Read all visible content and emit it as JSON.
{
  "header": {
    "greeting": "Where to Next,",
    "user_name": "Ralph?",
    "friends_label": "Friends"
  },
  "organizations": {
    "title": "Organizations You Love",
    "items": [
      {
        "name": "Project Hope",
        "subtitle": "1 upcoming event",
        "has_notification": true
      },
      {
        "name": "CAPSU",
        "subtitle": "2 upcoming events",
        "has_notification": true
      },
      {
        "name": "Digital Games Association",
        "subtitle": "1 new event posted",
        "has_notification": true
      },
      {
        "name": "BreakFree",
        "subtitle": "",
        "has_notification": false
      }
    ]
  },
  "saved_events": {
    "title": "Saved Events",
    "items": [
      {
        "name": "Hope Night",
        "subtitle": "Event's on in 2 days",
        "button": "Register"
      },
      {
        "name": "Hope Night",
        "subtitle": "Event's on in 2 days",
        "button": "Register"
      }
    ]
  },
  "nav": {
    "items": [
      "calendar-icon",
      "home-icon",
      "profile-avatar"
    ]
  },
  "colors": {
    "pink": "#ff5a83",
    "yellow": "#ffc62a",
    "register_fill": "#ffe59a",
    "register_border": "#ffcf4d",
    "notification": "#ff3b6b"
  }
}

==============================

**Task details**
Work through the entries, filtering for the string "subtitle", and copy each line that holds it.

**Task output**
        "subtitle": "1 upcoming event",
        "subtitle": "2 upcoming events",
        "subtitle": "1 new event posted",
        "subtitle": "",
        "subtitle": "Event's on in 2 days",
        "subtitle": "Event's on in 2 days",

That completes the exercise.